━━ DATASET RECORDS ━━
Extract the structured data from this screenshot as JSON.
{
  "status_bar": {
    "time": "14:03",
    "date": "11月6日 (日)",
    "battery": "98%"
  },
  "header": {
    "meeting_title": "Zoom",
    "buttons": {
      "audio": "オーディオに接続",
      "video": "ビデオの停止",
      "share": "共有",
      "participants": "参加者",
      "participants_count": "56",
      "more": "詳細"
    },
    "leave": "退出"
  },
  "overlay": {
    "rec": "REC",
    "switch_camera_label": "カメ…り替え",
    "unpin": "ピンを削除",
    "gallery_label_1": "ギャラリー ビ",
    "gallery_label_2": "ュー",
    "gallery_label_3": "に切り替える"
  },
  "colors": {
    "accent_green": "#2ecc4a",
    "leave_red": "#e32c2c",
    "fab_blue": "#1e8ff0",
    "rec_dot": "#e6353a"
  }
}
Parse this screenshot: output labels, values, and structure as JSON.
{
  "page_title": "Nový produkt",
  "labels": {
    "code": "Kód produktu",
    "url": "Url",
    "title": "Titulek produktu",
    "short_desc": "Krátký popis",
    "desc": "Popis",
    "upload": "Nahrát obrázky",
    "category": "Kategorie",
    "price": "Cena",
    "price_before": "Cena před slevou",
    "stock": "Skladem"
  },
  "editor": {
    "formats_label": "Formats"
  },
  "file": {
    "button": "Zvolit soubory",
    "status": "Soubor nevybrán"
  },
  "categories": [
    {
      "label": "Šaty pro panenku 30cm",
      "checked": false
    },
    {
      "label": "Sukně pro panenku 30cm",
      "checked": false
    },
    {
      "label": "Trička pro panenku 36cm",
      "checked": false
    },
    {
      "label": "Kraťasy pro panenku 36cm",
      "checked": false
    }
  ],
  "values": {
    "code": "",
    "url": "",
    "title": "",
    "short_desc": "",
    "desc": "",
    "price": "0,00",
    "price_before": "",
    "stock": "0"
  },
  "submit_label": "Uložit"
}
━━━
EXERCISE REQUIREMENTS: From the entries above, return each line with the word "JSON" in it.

EXPECTED ANSWER:
Extract the structured data from this screenshot as JSON.
Parse this screenshot: output labels, values, and structure as JSON.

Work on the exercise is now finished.